The study included 93 patients who had bunion surgery on a total of 117 feet.

The researchers analysed changes in the hallux valgus angle, the intermetatarsal angle and sesamoid position over time. From this, they determined the relative risks of recurrence.

At an average follow-up of two years, the bunion recurrence rate was 17%. Recurrence was defined as a hallux valgus angle (HVA) — the angle formed by the toe bone and first metatarsal bone — of 20 degrees or more.

Results showed that patients with larger preoperative and postoperative HVAs were at higher risk of recurrence. Bunions were 28 times more likely to recur when the postoperative HVA was eight degrees or larger than when the HVA was less than eight degrees. The HVA continued to widen over time in patients with recurrent bunions, but stabilised at six months in those without recurrence.

Other factors associated with increased recurrence risk included severe bunions with a preoperative HVA of 40 degrees or larger and the position of a pair of small bones (sesamoids) under the joint on postoperative X-rays.

If future studies confirm their results, the researchers believe that X-rays taken during surgery might help develop guidelines for “satisfactory correction” of bunions — in particular, ensuring that surgery corrects the HVA to eight degrees or less.

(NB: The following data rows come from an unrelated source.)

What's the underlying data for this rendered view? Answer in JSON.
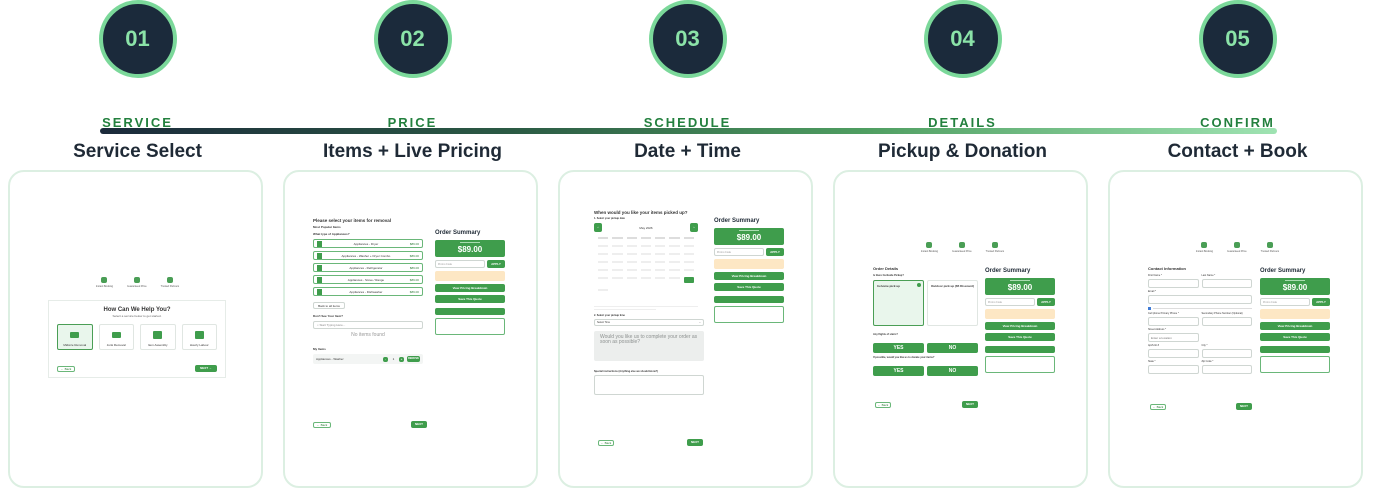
{
  "steps": [
    {
      "num": "01",
      "label": "SERVICE",
      "title": "Service Select"
    },
    {
      "num": "02",
      "label": "PRICE",
      "title": "Items + Live Pricing"
    },
    {
      "num": "03",
      "label": "SCHEDULE",
      "title": "Date + Time"
    },
    {
      "num": "04",
      "label": "DETAILS",
      "title": "Pickup & Donation"
    },
    {
      "num": "05",
      "label": "CONFIRM",
      "title": "Contact + Book"
    }
  ],
  "colors": {
    "badge_bg": "#1b2a3b",
    "accent_green": "#3f9d4c",
    "ring": "#7bd89a"
  },
  "screen1": {
    "header_icons": [
      "Instant Booking",
      "Guaranteed Price",
      "Trusted Partners"
    ],
    "heading": "How Can We Help You?",
    "subheading": "Select a service below to get started.",
    "services": [
      "Midsize Removal",
      "Junk Removal",
      "Item Assembly",
      "Hourly Labour"
    ],
    "back": "← Back",
    "next": "NEXT →"
  },
  "screen2": {
    "heading": "Please select your items for removal",
    "sub1": "Most Popular Items",
    "sub2": "What type of Appliances?",
    "items": [
      {
        "name": "Appliances - Dryer",
        "price": "$89.00"
      },
      {
        "name": "Appliances - Washer + Dryer Combo",
        "price": "$89.00"
      },
      {
        "name": "Appliances - Refrigerator",
        "price": "$89.00"
      },
      {
        "name": "Appliances - Stove / Range",
        "price": "$89.00"
      },
      {
        "name": "Appliances - Dishwasher",
        "price": "$89.00"
      }
    ],
    "back_all": "Back to all items",
    "dont_see": "Don't See Your Item?",
    "search_placeholder": "Start Typing Here...",
    "no_items": "No items found",
    "my_items": "My Items",
    "my_item_name": "Appliances - Washer",
    "qty": "1",
    "remove": "REMOVE",
    "back": "← Back",
    "next": "NEXT"
  },
  "summary": {
    "title": "Order Summary",
    "price": "$89.00",
    "promo_placeholder": "Promo Code",
    "apply": "APPLY",
    "view_breakdown": "View Pricing Breakdown",
    "save_quote": "Save This Quote"
  },
  "screen3": {
    "heading": "When would you like your items picked up?",
    "q1": "1. Select your pickup date",
    "month": "May 2026",
    "q2": "2. Select your pickup time",
    "time_select": "Select Time",
    "asap": "Would you like us to complete your order as soon as possible?",
    "notes_label": "Special instructions (Anything else we should know?)",
    "back": "← Back",
    "next": "NEXT"
  },
  "screen4": {
    "heading": "Order Details",
    "q1": "Is there Curbside Pickup?",
    "opt1": "In-home pick up",
    "opt2": "Outdoor pick up ($5 Discount)",
    "q2": "Any flights of stairs?",
    "q3": "If possible, would you like us to donate your items?",
    "yes": "YES",
    "no": "NO",
    "back": "← Back",
    "next": "NEXT"
  },
  "screen5": {
    "heading": "Contact Information",
    "first_name": "First Name *",
    "last_name": "Last Name *",
    "email": "Email *",
    "phone": "Cell phone Primary Phone *",
    "phone2": "Secondary Phone Number (Optional)",
    "address": "Street Address *",
    "address_placeholder": "Enter a location",
    "apt": "Apt/Unit #",
    "city": "City *",
    "state": "State *",
    "zip": "Zip Code *",
    "back": "← Back",
    "next": "NEXT"
  }
}
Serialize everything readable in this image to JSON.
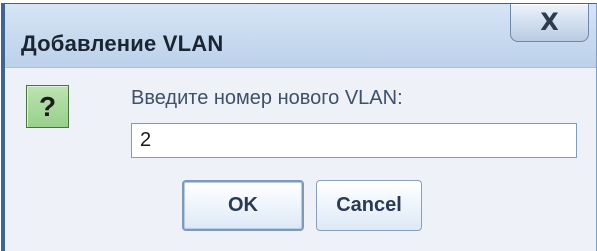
{
  "dialog": {
    "title": "Добавление VLAN",
    "close_icon": "close-icon",
    "close_symbol": "X",
    "prompt": "Введите номер нового VLAN:",
    "input_value": "2",
    "question_icon": "question-icon",
    "question_symbol": "?",
    "buttons": {
      "ok": "OK",
      "cancel": "Cancel"
    }
  }
}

The findings have been published in the Journal of Bone & Joint Surgery.